So we are serving the Manhattan area, the New York metropolitan area. And I just love the work we do. I think we really make an impact on the lives around us. We're always trying to optimize aging. We love trying to do preventative work if we can, but we're there also in times of need. So that's HealthSense in a nutshell.

[Jonathan] Your company is a perfect example of how aging life care professionals can specialize in different services, right? So one aging life care professional may not be the right fit for a particular senior, and another one might. Would that be a correct statement?

[Anne] It would be. There are, you know, as I said, many of us have different types of backgrounds. So, for example, if you have a client who has a serious behavioral health issue or needs counseling and psychotherapy, my social work colleagues that have that as their specialty are going to be a better fit. If you have a client that has a lot of maybe complex medical issues or you need to set up a medical home or where you need that kind of triage, I certainly might be a great fit for that practice.

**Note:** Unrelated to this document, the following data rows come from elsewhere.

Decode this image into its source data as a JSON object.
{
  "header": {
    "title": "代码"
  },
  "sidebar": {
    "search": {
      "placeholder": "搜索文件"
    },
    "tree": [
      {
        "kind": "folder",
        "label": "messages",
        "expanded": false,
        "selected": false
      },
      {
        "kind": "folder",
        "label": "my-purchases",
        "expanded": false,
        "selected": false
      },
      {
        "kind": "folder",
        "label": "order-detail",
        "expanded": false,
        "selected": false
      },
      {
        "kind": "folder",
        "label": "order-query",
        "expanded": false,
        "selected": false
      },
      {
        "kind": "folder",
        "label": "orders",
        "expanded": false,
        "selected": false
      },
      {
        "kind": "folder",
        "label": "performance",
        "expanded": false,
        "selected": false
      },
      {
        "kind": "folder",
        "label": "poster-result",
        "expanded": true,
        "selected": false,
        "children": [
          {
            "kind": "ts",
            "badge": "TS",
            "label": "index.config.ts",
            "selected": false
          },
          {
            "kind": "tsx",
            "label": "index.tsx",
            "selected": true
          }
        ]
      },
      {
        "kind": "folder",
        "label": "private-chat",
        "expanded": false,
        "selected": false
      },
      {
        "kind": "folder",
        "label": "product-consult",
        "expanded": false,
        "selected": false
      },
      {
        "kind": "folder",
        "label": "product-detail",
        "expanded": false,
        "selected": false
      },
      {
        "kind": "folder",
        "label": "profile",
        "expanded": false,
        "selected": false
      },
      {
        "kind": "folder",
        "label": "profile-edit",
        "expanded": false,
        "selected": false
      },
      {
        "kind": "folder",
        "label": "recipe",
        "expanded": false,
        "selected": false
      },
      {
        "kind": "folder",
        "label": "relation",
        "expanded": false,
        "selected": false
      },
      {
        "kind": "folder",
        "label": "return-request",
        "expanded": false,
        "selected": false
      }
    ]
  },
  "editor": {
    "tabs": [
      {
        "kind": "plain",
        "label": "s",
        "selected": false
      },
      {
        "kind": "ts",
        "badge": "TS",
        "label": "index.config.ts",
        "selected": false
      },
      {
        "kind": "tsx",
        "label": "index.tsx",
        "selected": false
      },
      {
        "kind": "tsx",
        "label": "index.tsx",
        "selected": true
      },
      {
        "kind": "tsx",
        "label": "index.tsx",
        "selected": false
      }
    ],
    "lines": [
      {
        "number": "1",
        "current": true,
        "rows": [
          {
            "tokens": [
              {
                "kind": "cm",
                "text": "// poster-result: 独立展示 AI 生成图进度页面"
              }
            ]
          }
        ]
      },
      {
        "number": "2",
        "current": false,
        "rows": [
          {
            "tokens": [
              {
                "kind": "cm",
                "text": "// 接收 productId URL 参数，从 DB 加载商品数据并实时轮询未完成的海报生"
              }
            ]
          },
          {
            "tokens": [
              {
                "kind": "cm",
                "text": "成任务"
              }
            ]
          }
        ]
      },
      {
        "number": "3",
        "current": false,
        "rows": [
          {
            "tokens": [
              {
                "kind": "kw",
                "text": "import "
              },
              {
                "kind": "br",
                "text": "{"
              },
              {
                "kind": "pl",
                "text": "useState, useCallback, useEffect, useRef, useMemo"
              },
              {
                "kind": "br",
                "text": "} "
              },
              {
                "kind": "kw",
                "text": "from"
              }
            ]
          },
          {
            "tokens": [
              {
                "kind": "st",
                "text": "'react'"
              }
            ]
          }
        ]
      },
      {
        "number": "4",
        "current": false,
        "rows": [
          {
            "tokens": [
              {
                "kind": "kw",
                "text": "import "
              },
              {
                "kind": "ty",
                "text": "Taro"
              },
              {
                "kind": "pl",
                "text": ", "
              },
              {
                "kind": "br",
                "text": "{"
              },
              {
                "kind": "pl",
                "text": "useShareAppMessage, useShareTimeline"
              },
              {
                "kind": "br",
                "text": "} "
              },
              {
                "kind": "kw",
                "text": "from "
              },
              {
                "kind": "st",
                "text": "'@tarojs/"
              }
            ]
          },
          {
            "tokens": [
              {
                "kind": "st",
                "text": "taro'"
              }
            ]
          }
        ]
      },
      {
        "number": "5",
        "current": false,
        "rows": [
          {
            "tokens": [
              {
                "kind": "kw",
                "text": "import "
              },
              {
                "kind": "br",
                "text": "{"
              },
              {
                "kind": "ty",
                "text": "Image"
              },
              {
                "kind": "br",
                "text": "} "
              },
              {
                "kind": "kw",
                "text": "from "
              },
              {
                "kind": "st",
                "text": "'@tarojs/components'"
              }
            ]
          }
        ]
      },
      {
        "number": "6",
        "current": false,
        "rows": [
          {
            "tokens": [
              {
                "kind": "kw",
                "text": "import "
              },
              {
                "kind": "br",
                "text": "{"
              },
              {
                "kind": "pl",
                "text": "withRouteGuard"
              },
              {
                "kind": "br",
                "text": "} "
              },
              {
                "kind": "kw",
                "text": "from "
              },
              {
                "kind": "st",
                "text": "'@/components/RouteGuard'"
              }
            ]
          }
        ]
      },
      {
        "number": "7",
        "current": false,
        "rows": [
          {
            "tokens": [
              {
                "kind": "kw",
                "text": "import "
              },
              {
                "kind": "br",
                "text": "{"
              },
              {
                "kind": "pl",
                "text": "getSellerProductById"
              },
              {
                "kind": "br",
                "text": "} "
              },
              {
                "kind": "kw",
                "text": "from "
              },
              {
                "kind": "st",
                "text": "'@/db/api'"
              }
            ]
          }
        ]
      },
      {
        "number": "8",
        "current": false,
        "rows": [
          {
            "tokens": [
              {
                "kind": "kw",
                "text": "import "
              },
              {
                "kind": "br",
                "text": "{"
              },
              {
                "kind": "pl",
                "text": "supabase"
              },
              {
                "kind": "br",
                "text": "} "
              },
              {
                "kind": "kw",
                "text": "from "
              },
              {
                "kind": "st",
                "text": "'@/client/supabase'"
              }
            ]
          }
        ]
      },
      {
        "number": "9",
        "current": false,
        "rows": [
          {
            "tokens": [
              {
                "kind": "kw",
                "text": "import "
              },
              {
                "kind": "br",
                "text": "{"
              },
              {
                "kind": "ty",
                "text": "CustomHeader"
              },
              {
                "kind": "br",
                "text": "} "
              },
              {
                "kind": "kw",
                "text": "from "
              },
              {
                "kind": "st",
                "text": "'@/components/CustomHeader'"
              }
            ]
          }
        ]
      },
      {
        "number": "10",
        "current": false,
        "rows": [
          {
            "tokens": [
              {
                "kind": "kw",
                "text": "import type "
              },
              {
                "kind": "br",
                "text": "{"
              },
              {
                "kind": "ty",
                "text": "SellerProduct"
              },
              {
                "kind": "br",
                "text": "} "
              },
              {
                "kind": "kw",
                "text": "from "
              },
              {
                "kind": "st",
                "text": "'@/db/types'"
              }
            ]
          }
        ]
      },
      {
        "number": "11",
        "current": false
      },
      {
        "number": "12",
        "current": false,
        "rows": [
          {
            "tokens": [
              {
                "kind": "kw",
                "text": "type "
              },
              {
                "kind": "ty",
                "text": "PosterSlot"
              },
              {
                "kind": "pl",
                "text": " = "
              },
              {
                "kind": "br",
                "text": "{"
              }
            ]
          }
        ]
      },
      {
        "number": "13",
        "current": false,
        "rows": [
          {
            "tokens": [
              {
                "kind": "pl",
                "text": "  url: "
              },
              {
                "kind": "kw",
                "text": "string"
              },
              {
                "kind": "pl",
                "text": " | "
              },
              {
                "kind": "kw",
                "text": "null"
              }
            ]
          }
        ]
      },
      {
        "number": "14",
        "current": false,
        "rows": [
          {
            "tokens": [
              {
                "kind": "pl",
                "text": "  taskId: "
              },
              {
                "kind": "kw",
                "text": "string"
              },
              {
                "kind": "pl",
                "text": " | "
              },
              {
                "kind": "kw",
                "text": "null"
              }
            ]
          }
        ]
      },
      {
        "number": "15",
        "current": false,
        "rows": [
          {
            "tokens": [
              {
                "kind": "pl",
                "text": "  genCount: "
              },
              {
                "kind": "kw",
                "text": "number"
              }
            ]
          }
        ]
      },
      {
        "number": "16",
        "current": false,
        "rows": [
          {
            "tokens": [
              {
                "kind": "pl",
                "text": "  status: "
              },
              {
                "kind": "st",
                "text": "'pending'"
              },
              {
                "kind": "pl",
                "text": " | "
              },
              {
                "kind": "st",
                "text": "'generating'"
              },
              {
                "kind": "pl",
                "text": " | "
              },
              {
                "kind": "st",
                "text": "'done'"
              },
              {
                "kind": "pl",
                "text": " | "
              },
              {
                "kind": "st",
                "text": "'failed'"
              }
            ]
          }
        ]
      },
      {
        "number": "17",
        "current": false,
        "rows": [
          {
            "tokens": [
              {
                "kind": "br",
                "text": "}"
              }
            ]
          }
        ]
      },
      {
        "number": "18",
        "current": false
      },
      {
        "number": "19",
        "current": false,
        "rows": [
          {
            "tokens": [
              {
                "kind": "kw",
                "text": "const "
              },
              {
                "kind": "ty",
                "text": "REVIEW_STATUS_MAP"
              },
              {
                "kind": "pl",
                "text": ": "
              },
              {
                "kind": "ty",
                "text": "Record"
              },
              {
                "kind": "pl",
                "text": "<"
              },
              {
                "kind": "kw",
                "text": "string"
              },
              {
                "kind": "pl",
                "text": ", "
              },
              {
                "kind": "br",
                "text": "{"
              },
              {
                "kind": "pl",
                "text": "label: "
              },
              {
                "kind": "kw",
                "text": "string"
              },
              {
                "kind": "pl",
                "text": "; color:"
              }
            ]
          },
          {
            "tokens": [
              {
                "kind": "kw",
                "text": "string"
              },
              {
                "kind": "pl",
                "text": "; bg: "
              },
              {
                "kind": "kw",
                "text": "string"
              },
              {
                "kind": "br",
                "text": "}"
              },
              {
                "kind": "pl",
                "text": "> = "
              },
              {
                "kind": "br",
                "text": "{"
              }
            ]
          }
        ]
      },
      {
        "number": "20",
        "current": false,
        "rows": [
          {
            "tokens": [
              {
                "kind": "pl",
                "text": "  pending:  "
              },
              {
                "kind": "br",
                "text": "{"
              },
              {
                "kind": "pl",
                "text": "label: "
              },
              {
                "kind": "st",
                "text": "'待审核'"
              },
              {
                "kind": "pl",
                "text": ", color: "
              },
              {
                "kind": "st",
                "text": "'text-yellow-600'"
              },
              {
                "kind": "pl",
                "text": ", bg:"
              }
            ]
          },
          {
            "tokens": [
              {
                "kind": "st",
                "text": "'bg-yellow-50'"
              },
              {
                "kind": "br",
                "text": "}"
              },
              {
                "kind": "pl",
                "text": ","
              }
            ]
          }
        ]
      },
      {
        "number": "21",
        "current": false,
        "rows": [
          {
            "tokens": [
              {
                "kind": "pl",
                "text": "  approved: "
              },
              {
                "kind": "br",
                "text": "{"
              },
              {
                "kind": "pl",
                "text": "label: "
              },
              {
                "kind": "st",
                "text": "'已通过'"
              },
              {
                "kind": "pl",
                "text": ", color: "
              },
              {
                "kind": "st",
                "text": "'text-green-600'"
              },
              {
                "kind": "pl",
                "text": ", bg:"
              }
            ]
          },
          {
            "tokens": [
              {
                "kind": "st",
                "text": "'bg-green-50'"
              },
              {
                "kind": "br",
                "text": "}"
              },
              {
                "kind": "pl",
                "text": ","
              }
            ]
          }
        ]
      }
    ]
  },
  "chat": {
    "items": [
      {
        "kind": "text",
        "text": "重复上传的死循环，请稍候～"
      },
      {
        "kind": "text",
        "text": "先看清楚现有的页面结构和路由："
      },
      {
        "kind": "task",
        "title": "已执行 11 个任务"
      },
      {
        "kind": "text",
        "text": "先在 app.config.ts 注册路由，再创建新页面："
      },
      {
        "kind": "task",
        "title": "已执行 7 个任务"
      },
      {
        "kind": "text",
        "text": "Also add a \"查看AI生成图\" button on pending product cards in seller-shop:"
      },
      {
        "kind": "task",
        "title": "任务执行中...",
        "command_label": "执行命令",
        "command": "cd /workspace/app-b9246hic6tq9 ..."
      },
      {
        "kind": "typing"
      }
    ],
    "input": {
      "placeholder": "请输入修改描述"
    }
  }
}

A lot of us also, though, look at the bigger picture. We're all experts in kind of figuring out transitions of care, and housing needs. We're always able to refer to a really broad resource group, which includes elder care attorneys, daily money managers, move managers, and all kinds of resources that we can bring into the home. Jonathan, that some that are out there, a lot of people don't realize that, you know, like you have a home care company, home is where a lot of people want to be. You can be at home with the right support and resources to age in place. And so we like to, we all have a very strong inclination there, as well as advising on senior housing options when that is not an option."

[Jonathan] Excellent. Well, I want to thank you once again for joining us for this episode of Home Helpers Water Cooler Chat. I will provide your contact information in the video as well as in the comments. So, anybody who's interested can reach out to you if they need to. Any last words before we head out today?

[Anne] Just to say, it's an absolute pleasure to talk about this amazing profession. And if there are any of your listeners out there who are in the helping field, such as nurses, occupational therapists, or social workers, who may want to consider a second career, you should check out our website. Check out the information about membership and explore the possibility of potentially starting your own business in this field. There is a huge need for more of us as the aging demographic is exploding, and we need to find more solutions for people to age well.

[Jonathan] Thank you once again for joining us. We would also like to extend our gratitude to our audience for being a part of this experience. Until next time, we encourage you to stay hydrated and engage in excellent conversations with Home Helpers' Water Cooler Chat. Take care

[Anne] Thank you, Jonathan.

[Jonathan] Thank you.


Home Helpers of Bradenton is one of the region's leading home care franchises specializing in comprehensive services for seniors. Home Helpers' sole mission is to make life easier for clients and their families. Based in Bradenton, Florida, the company serves all of Manatee County, including the communities of Anna Maria, Bradenton, Bradenton Beach, Ellenton, Holmes Beach, Lakewood Ranch, Longboat Key, Palmetto, and Parrish. For more information or to request a free in-home care assessment, contact our office at (941) 499-5946 or visit our website at